* EXERCISE DESCRIPTION *
Count the lines in the records below that contain the word "value", and reply with only that number.

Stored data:
-----

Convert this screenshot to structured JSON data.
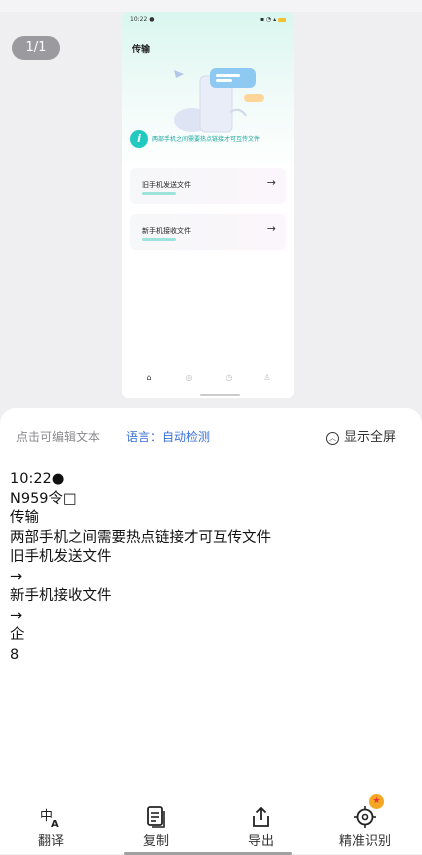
{
  "preview": {
    "page_indicator": "1/1",
    "phone": {
      "status_time": "10:22",
      "title": "传输",
      "info_text": "两部手机之间需要热点链接才可互传文件",
      "cards": [
        {
          "label": "旧手机发送文件",
          "arrow": "→"
        },
        {
          "label": "新手机接收文件",
          "arrow": "→"
        }
      ]
    }
  },
  "sheet": {
    "hint": "点击可编辑文本",
    "language": "语言：自动检测",
    "fullscreen": "显示全屏",
    "ocr_lines": [
      "10:22●",
      "N959令□",
      "传输",
      "两部手机之间需要热点链接才可互传文件",
      "旧手机发送文件",
      "→",
      "新手机接收文件",
      "→",
      "企",
      "8"
    ],
    "actions": {
      "translate": "翻译",
      "copy": "复制",
      "export": "导出",
      "precise": "精准识别"
    }
  },
  "colors": {
    "accent_blue": "#3a6fd8",
    "teal": "#22c9c1",
    "badge_orange": "#f5a623"
  }
}
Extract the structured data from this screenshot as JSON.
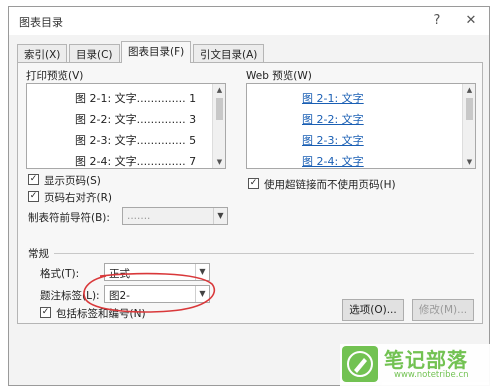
{
  "window": {
    "title": "图表目录",
    "help": "?",
    "close": "✕"
  },
  "tabs": [
    {
      "label": "索引(X)"
    },
    {
      "label": "目录(C)"
    },
    {
      "label": "图表目录(F)"
    },
    {
      "label": "引文目录(A)"
    }
  ],
  "print_preview": {
    "label": "打印预览(V)",
    "entries": [
      {
        "text": "图 2-1: 文字.............. 1"
      },
      {
        "text": "图 2-2: 文字.............. 3"
      },
      {
        "text": "图 2-3: 文字.............. 5"
      },
      {
        "text": "图 2-4: 文字.............. 7"
      }
    ]
  },
  "web_preview": {
    "label": "Web 预览(W)",
    "entries": [
      {
        "text": "图 2-1: 文字"
      },
      {
        "text": "图 2-2: 文字"
      },
      {
        "text": "图 2-3: 文字"
      },
      {
        "text": "图 2-4: 文字"
      }
    ]
  },
  "options": {
    "show_page_numbers": {
      "label": "显示页码(S)",
      "checked": true
    },
    "right_align": {
      "label": "页码右对齐(R)",
      "checked": true
    },
    "tab_leader": {
      "label": "制表符前导符(B):",
      "value": "......."
    },
    "use_hyperlinks": {
      "label": "使用超链接而不使用页码(H)",
      "checked": true
    }
  },
  "general": {
    "label": "常规",
    "format": {
      "label": "格式(T):",
      "value": "正式"
    },
    "caption_label": {
      "label": "题注标签(L):",
      "value": "图2-"
    },
    "include_label": {
      "label": "包括标签和编号(N)",
      "checked": true
    }
  },
  "buttons": {
    "options": "选项(O)...",
    "modify": "修改(M)..."
  },
  "watermark": {
    "name": "笔记部落",
    "url": "www.notetribe.cn"
  },
  "colors": {
    "link": "#1a5fb4",
    "highlight": "#d9383a",
    "watermark": "#6cc04a"
  }
}
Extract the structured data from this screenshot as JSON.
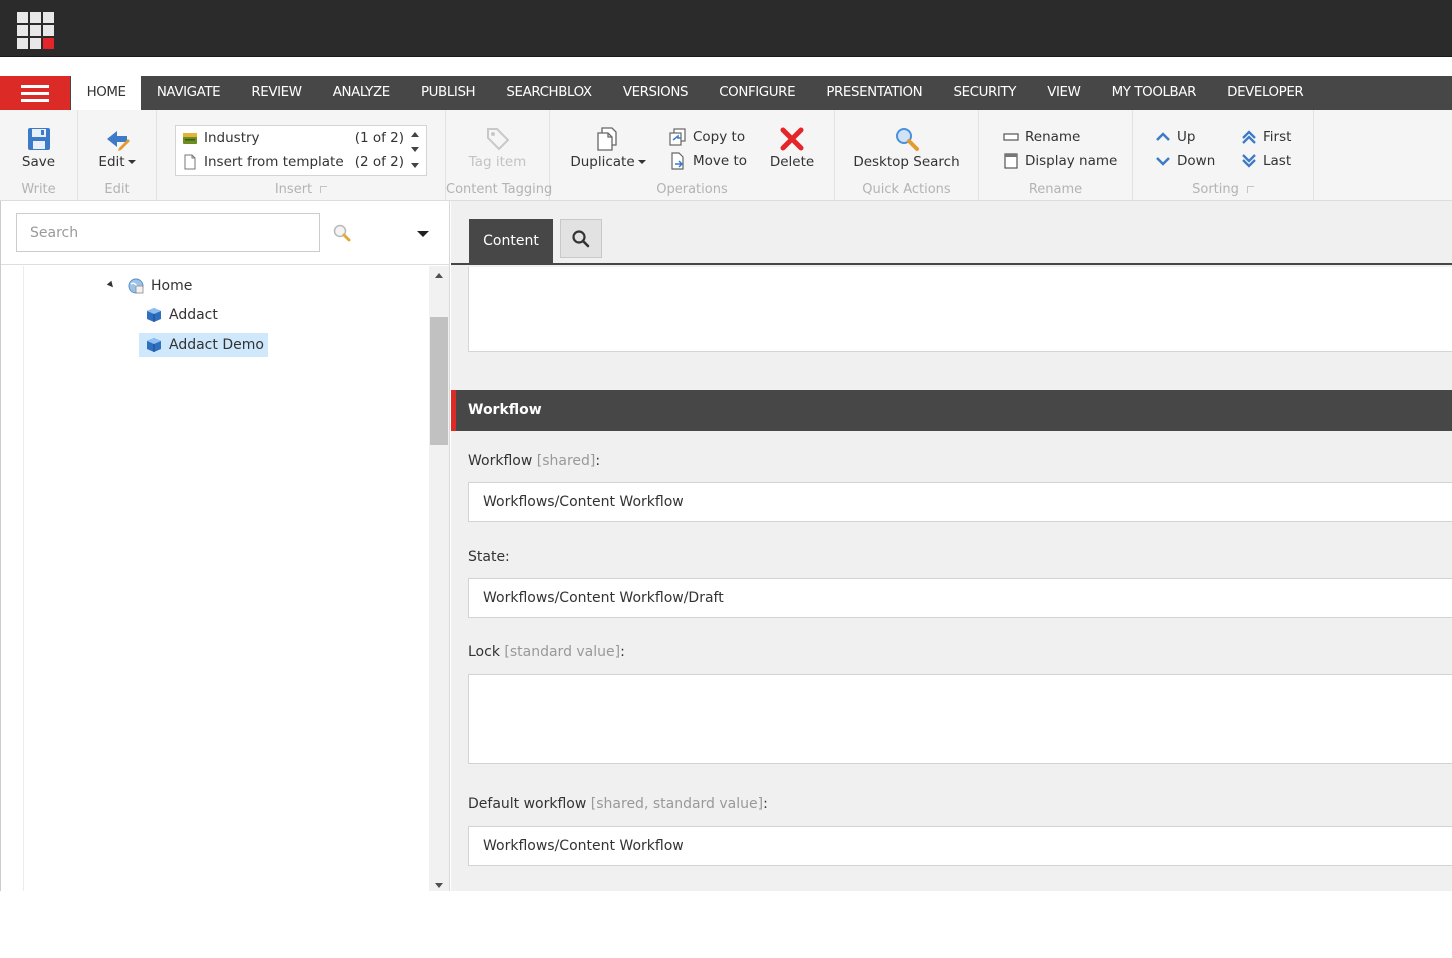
{
  "navigation": {
    "tabs": [
      {
        "label": "HOME",
        "active": true
      },
      {
        "label": "NAVIGATE"
      },
      {
        "label": "REVIEW"
      },
      {
        "label": "ANALYZE"
      },
      {
        "label": "PUBLISH"
      },
      {
        "label": "SEARCHBLOX"
      },
      {
        "label": "VERSIONS"
      },
      {
        "label": "CONFIGURE"
      },
      {
        "label": "PRESENTATION"
      },
      {
        "label": "SECURITY"
      },
      {
        "label": "VIEW"
      },
      {
        "label": "MY TOOLBAR"
      },
      {
        "label": "DEVELOPER"
      }
    ]
  },
  "ribbon": {
    "write": {
      "title": "Write",
      "save_label": "Save"
    },
    "edit": {
      "title": "Edit",
      "edit_label": "Edit"
    },
    "insert": {
      "title": "Insert",
      "options": [
        {
          "label": "Industry",
          "count": "(1 of 2)"
        },
        {
          "label": "Insert from template",
          "count": "(2 of 2)"
        }
      ]
    },
    "content_tagging": {
      "title": "Content Tagging",
      "tag_item_label": "Tag item"
    },
    "operations": {
      "title": "Operations",
      "duplicate_label": "Duplicate",
      "copy_to_label": "Copy to",
      "move_to_label": "Move to",
      "delete_label": "Delete"
    },
    "quick_actions": {
      "title": "Quick Actions",
      "desktop_search_label": "Desktop Search"
    },
    "rename": {
      "title": "Rename",
      "rename_label": "Rename",
      "display_name_label": "Display name"
    },
    "sorting": {
      "title": "Sorting",
      "up_label": "Up",
      "down_label": "Down",
      "first_label": "First",
      "last_label": "Last"
    }
  },
  "sidebar": {
    "search_placeholder": "Search",
    "tree": [
      {
        "label": "Home",
        "expanded": true
      },
      {
        "label": "Addact"
      },
      {
        "label": "Addact Demo",
        "selected": true
      }
    ]
  },
  "content": {
    "tabs": {
      "content_label": "Content"
    },
    "section": {
      "title": "Workflow"
    },
    "fields": {
      "workflow": {
        "label": "Workflow",
        "meta": "[shared]",
        "suffix": ":",
        "value": "Workflows/Content Workflow"
      },
      "state": {
        "label": "State:",
        "value": "Workflows/Content Workflow/Draft"
      },
      "lock": {
        "label": "Lock",
        "meta": "[standard value]",
        "suffix": ":",
        "value": ""
      },
      "default_workflow": {
        "label": "Default workflow",
        "meta": "[shared, standard value]",
        "suffix": ":",
        "value": "Workflows/Content Workflow"
      }
    }
  },
  "colors": {
    "topbar": "#2b2b2b",
    "navbar": "#474747",
    "accent_red": "#dc2a27",
    "selection": "#cfe8fb",
    "section_header": "#474747"
  }
}
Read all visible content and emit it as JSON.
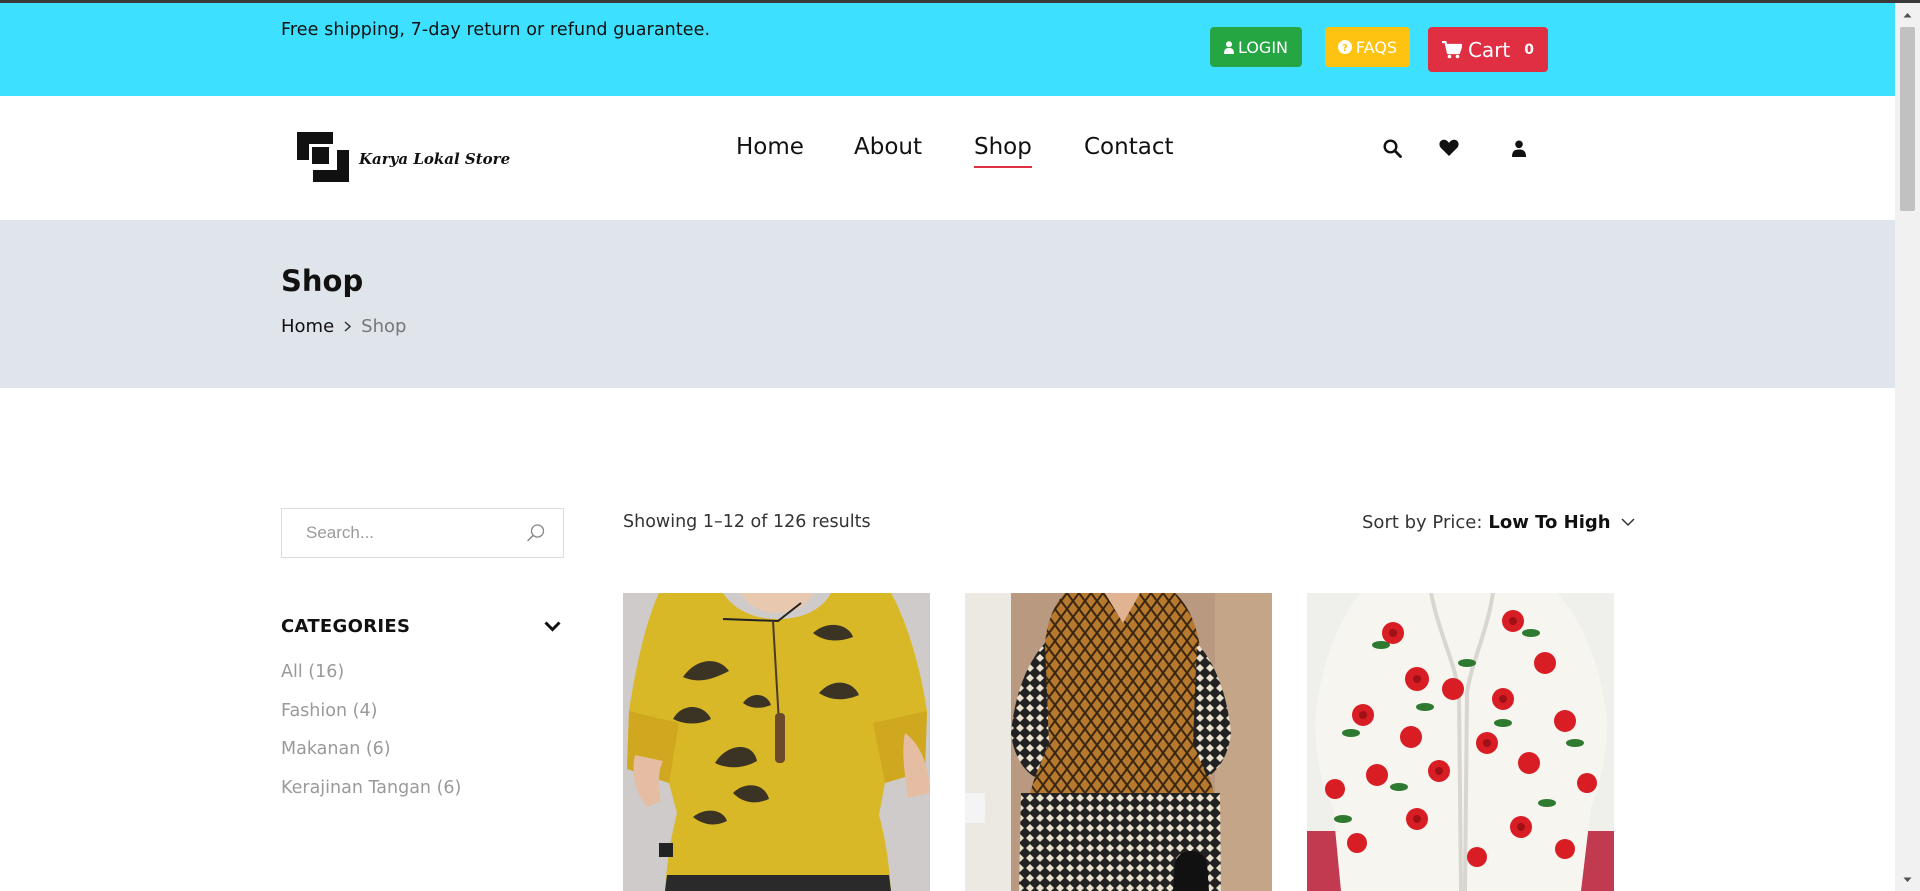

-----

* TASK RESPONSE *
9